- Apply a cold, damp cloth or ice pack to the bite to reduce swelling.
- Do not attempt to remove the venom.
- Seek medical attention immediately. And don’t forget to take the culprit.
How to Identify a BiteAccording to Survival Life, if you find a spider bite on your skin, but don’t actually see the spider, you can try to identify it based on two features of the bite: the level of pain and the resulting skin damage. Black Widow A black widow’s bite will typically feel like a pinprick and at first you may not even notice anything except a little swelling and some red marks that may be hard to see. However, in just a few hours the bite can turn from unnoticeable into extremely painful with fevers, chills, and body aches. Hobo Spider A hobo spider can also cause skin damage like a Brown Recluse, but on a much smaller scale. Brown Recluse A brown recluse’s bite feels like a mild sting, but usually you won’t feel it at all.

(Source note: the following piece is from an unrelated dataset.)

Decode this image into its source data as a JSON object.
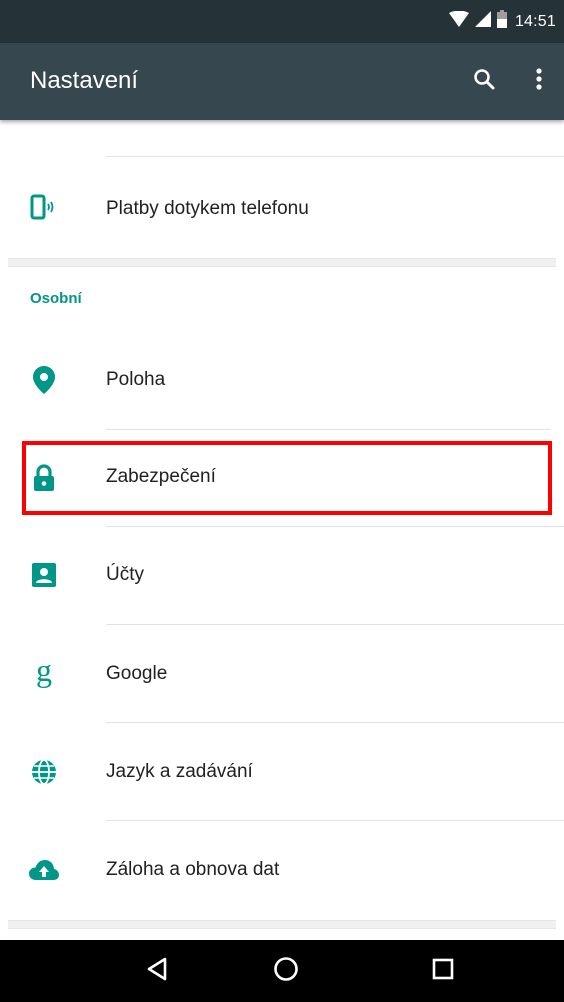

The first pain you’ll feel usually occurs several minutes to hours after the bite. A blister will form and then rupture leaving behind a gaping ulcer that can appear bright red or even black (after the skin has died). As the tissue dies, the pain increases. If the bite looks like a red spot with a black center and it’s spreading, you’re most likely looking at a brown recluse bite.

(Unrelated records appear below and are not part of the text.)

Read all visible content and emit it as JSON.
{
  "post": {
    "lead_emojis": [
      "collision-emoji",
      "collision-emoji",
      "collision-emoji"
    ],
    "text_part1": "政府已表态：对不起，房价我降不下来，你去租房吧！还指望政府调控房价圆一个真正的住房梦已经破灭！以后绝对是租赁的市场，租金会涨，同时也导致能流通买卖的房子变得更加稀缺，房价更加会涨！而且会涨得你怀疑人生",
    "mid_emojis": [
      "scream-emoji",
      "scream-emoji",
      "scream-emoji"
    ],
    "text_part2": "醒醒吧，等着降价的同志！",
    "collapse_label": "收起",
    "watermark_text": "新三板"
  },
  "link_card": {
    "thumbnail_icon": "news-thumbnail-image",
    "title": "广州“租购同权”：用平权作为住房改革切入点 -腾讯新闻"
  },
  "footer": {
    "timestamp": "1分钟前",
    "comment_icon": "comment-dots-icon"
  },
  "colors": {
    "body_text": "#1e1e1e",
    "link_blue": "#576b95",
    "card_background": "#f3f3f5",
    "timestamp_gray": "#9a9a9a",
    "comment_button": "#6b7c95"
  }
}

Courtesy of Survival LifeThe best thing you can do is to prevent a bite in the first place. Shaking out clothing, wearing long-sleeved clothing, trimming tall grasses, minimizing space between boxes, and getting rid of rubble or log piles are all ways to reduce the risk of getting a venomous spider bite. Have you ever been bitten by a venomous spider? What was your experience? -Kim http://www.outdoorlife.com/photos/gallery/survival/2011/10/10-most-dangerous-spiders-world http://www.termite.com/spider-identification.html http://www.ento.csiro.au/education/allies/araneae.html http://www.surviveoutdoors.com/reference/spiders/red_widow.asp http://www.cdc.gov/niosh/topics/spiders/ http://pubs.ext.vt.edu/444/444-422/444-422.html http://spiderbites.net/wolf-spider-bite/ http://www.ipm.ucdavis.edu/PMG/PESTNOTES/pn7488.html http://www.hobospider.com/info/ http://www.mayoclinic.org/first-aid/first-aid-spider-bites/basics/art-20056618 http://survivallife.com/2013/02/07/spider-bite-treatment-symptoms-pictures/ http://www.tsusinvasives.org/database/brown-widow.html